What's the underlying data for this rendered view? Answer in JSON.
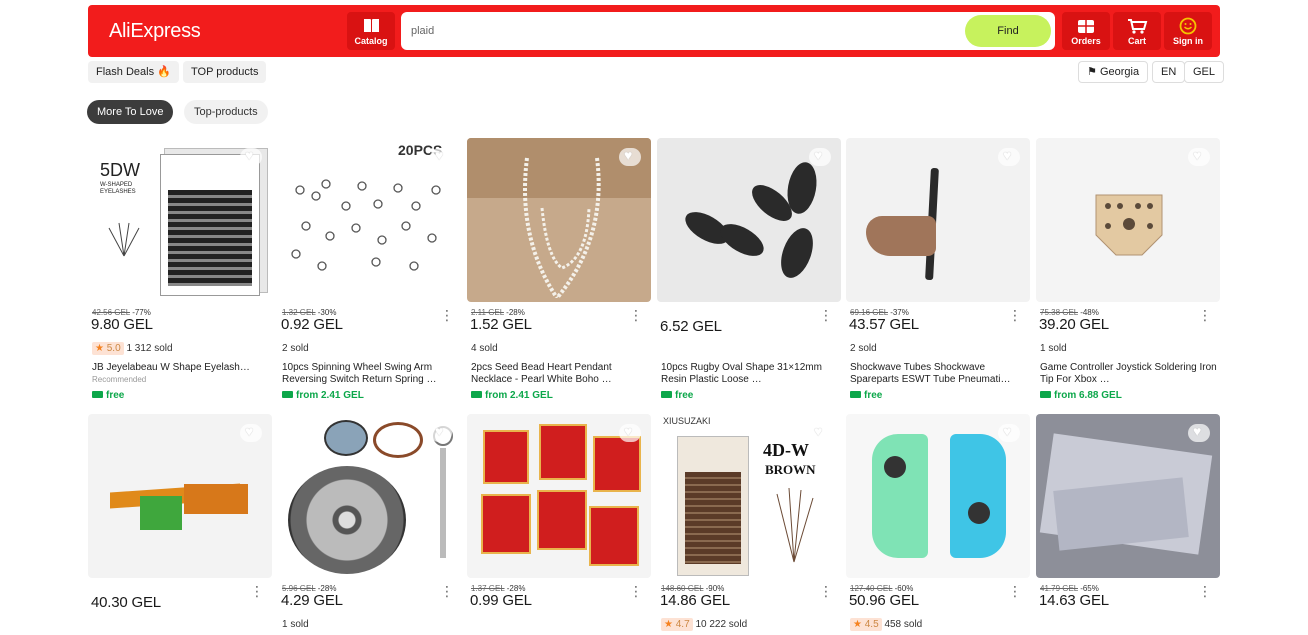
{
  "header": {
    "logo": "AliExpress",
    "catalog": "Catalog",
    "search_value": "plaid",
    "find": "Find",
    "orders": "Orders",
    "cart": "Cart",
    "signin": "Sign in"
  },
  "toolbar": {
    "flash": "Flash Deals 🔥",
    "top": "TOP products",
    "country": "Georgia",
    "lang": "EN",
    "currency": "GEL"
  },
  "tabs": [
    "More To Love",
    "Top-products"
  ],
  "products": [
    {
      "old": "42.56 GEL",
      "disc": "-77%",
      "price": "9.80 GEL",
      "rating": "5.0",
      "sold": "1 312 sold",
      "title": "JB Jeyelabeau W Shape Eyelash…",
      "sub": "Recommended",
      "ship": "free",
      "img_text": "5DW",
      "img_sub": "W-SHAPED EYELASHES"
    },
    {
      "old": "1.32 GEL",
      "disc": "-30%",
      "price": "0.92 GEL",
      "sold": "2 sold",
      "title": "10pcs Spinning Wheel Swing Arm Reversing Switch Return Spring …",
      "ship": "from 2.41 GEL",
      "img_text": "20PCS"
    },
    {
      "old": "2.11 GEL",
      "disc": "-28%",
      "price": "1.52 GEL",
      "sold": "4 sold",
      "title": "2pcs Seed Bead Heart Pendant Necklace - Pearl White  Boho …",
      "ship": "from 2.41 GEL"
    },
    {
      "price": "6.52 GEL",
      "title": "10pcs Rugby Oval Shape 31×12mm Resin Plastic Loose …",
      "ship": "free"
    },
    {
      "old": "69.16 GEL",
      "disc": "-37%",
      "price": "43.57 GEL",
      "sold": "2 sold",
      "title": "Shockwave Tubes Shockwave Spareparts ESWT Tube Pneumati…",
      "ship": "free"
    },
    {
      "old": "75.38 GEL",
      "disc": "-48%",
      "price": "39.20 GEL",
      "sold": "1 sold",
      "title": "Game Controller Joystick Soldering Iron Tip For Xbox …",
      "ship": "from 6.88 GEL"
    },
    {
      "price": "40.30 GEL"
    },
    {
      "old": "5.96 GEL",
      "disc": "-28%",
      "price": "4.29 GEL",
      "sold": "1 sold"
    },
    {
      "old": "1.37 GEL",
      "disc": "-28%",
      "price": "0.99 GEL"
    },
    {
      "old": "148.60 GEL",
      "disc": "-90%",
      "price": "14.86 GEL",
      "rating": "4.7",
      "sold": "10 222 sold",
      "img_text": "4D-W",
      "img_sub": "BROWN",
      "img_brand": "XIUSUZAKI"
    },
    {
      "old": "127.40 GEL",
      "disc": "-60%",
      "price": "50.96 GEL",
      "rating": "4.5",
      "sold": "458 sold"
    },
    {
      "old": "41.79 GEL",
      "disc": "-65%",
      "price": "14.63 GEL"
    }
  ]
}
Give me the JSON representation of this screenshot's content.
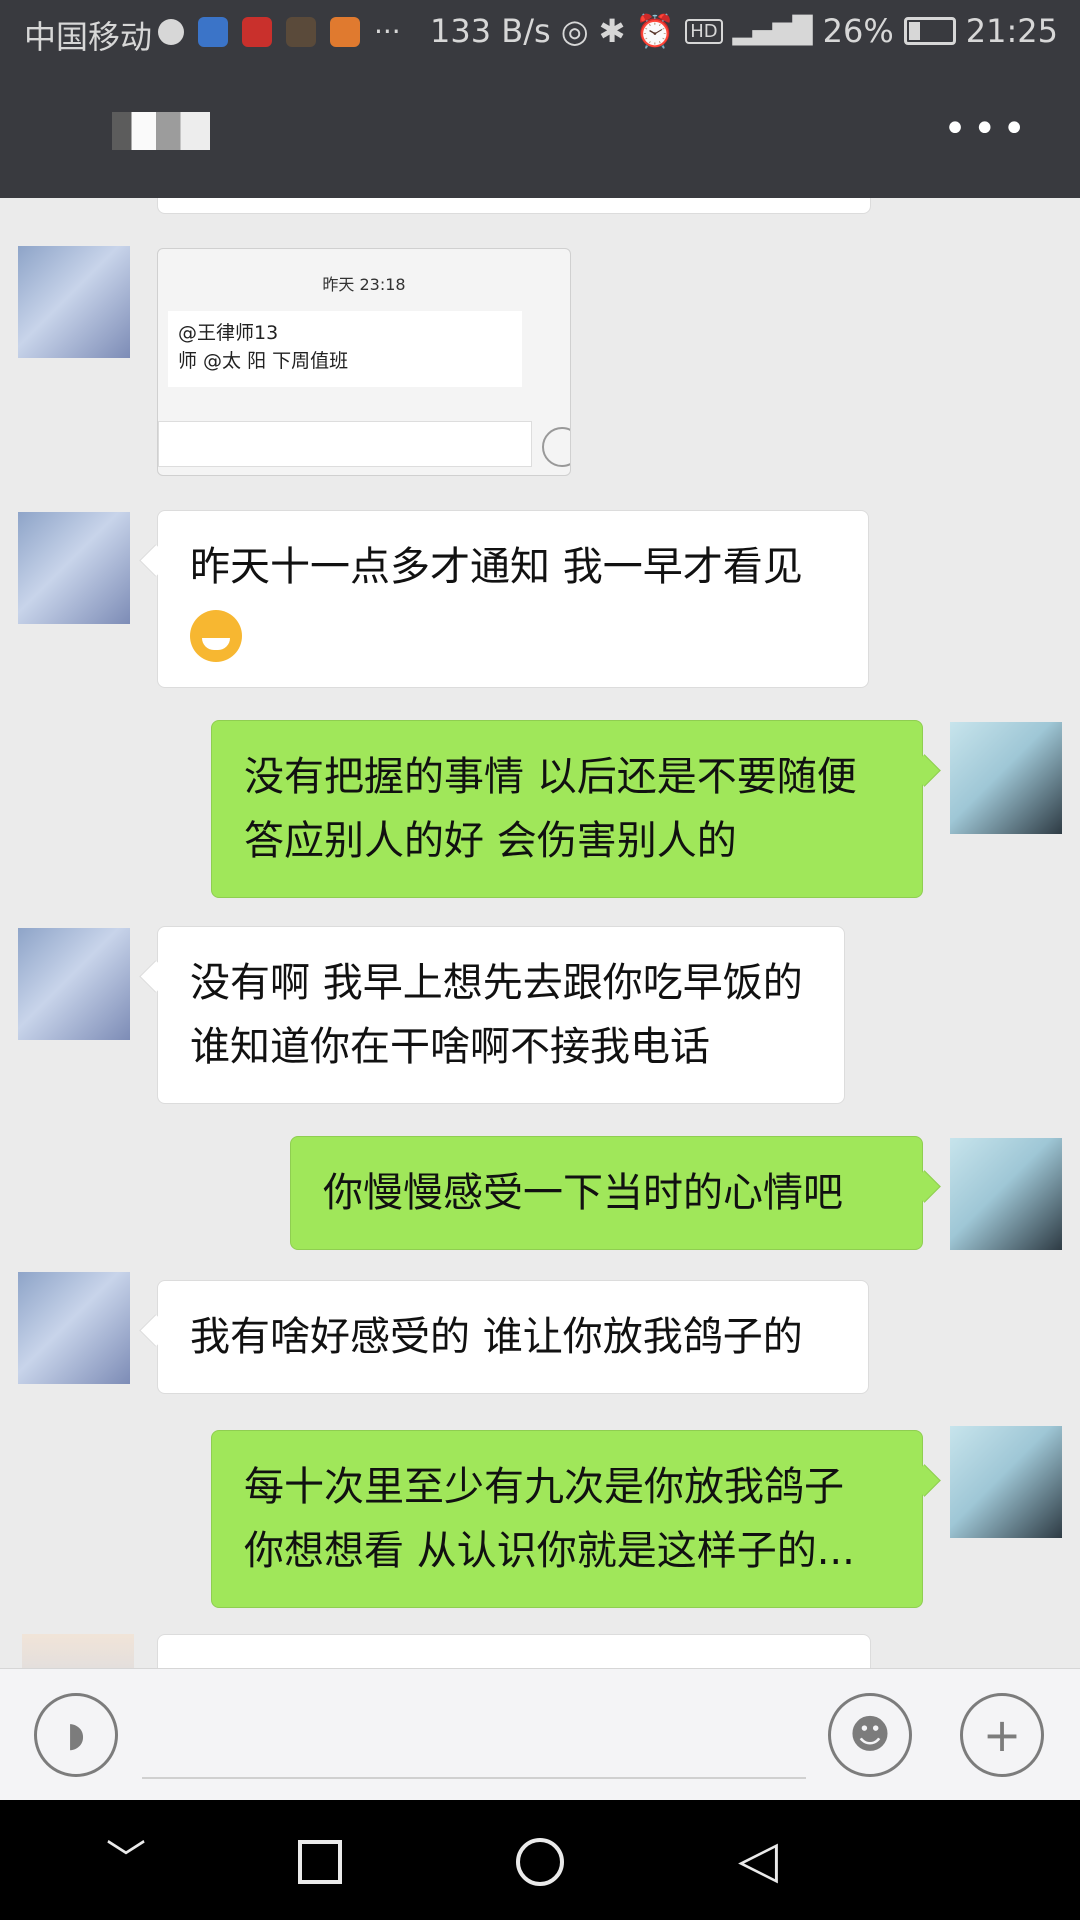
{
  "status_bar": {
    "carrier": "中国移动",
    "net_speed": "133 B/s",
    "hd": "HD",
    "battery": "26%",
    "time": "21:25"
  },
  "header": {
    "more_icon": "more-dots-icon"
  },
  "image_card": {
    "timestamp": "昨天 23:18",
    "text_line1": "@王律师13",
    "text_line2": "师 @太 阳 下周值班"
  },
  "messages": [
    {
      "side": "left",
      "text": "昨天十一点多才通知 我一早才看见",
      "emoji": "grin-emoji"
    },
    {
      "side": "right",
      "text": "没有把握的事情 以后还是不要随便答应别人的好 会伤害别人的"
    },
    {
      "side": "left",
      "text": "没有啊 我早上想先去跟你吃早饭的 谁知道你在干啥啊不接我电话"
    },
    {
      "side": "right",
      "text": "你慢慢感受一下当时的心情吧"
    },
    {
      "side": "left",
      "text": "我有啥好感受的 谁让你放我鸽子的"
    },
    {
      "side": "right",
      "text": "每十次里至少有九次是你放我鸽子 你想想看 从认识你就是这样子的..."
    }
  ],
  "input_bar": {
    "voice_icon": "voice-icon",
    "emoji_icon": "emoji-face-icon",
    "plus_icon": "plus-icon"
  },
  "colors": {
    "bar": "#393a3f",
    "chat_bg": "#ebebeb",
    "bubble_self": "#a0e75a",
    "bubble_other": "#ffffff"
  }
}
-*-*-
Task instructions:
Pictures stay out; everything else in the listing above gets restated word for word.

Output for this exercise:
What's the underlying data for this rendered view? Answer in JSON.
{
  "header": {
    "logo": "AliExpress",
    "catalog": "Catalog",
    "search_value": "plaid",
    "find": "Find",
    "orders": "Orders",
    "cart": "Cart",
    "signin": "Sign in"
  },
  "toolbar": {
    "flash": "Flash Deals 🔥",
    "top": "TOP products",
    "country": "Georgia",
    "lang": "EN",
    "currency": "GEL"
  },
  "tabs": [
    "More To Love",
    "Top-products"
  ],
  "products": [
    {
      "old": "42.56 GEL",
      "disc": "-77%",
      "price": "9.80 GEL",
      "rating": "5.0",
      "sold": "1 312 sold",
      "title": "JB Jeyelabeau W Shape Eyelash…",
      "sub": "Recommended",
      "ship": "free",
      "img_text": "5DW",
      "img_sub": "W-SHAPED EYELASHES"
    },
    {
      "old": "1.32 GEL",
      "disc": "-30%",
      "price": "0.92 GEL",
      "sold": "2 sold",
      "title": "10pcs Spinning Wheel Swing Arm Reversing Switch Return Spring …",
      "ship": "from 2.41 GEL",
      "img_text": "20PCS"
    },
    {
      "old": "2.11 GEL",
      "disc": "-28%",
      "price": "1.52 GEL",
      "sold": "4 sold",
      "title": "2pcs Seed Bead Heart Pendant Necklace - Pearl White  Boho …",
      "ship": "from 2.41 GEL"
    },
    {
      "price": "6.52 GEL",
      "title": "10pcs Rugby Oval Shape 31×12mm Resin Plastic Loose …",
      "ship": "free"
    },
    {
      "old": "69.16 GEL",
      "disc": "-37%",
      "price": "43.57 GEL",
      "sold": "2 sold",
      "title": "Shockwave Tubes Shockwave Spareparts ESWT Tube Pneumati…",
      "ship": "free"
    },
    {
      "old": "75.38 GEL",
      "disc": "-48%",
      "price": "39.20 GEL",
      "sold": "1 sold",
      "title": "Game Controller Joystick Soldering Iron Tip For Xbox …",
      "ship": "from 6.88 GEL"
    },
    {
      "price": "40.30 GEL"
    },
    {
      "old": "5.96 GEL",
      "disc": "-28%",
      "price": "4.29 GEL",
      "sold": "1 sold"
    },
    {
      "old": "1.37 GEL",
      "disc": "-28%",
      "price": "0.99 GEL"
    },
    {
      "old": "148.60 GEL",
      "disc": "-90%",
      "price": "14.86 GEL",
      "rating": "4.7",
      "sold": "10 222 sold",
      "img_text": "4D-W",
      "img_sub": "BROWN",
      "img_brand": "XIUSUZAKI"
    },
    {
      "old": "127.40 GEL",
      "disc": "-60%",
      "price": "50.96 GEL",
      "rating": "4.5",
      "sold": "458 sold"
    },
    {
      "old": "41.79 GEL",
      "disc": "-65%",
      "price": "14.63 GEL"
    }
  ]
}
Give me the JSON representation of this screenshot's content.
{
  "status_bar": {
    "carrier": "中国移动",
    "net_speed": "133 B/s",
    "hd": "HD",
    "battery": "26%",
    "time": "21:25"
  },
  "header": {
    "more_icon": "more-dots-icon"
  },
  "image_card": {
    "timestamp": "昨天 23:18",
    "text_line1": "@王律师13",
    "text_line2": "师 @太 阳 下周值班"
  },
  "messages": [
    {
      "side": "left",
      "text": "昨天十一点多才通知 我一早才看见",
      "emoji": "grin-emoji"
    },
    {
      "side": "right",
      "text": "没有把握的事情 以后还是不要随便答应别人的好 会伤害别人的"
    },
    {
      "side": "left",
      "text": "没有啊 我早上想先去跟你吃早饭的 谁知道你在干啥啊不接我电话"
    },
    {
      "side": "right",
      "text": "你慢慢感受一下当时的心情吧"
    },
    {
      "side": "left",
      "text": "我有啥好感受的 谁让你放我鸽子的"
    },
    {
      "side": "right",
      "text": "每十次里至少有九次是你放我鸽子 你想想看 从认识你就是这样子的..."
    }
  ],
  "input_bar": {
    "voice_icon": "voice-icon",
    "emoji_icon": "emoji-face-icon",
    "plus_icon": "plus-icon"
  },
  "colors": {
    "bar": "#393a3f",
    "chat_bg": "#ebebeb",
    "bubble_self": "#a0e75a",
    "bubble_other": "#ffffff"
  }
}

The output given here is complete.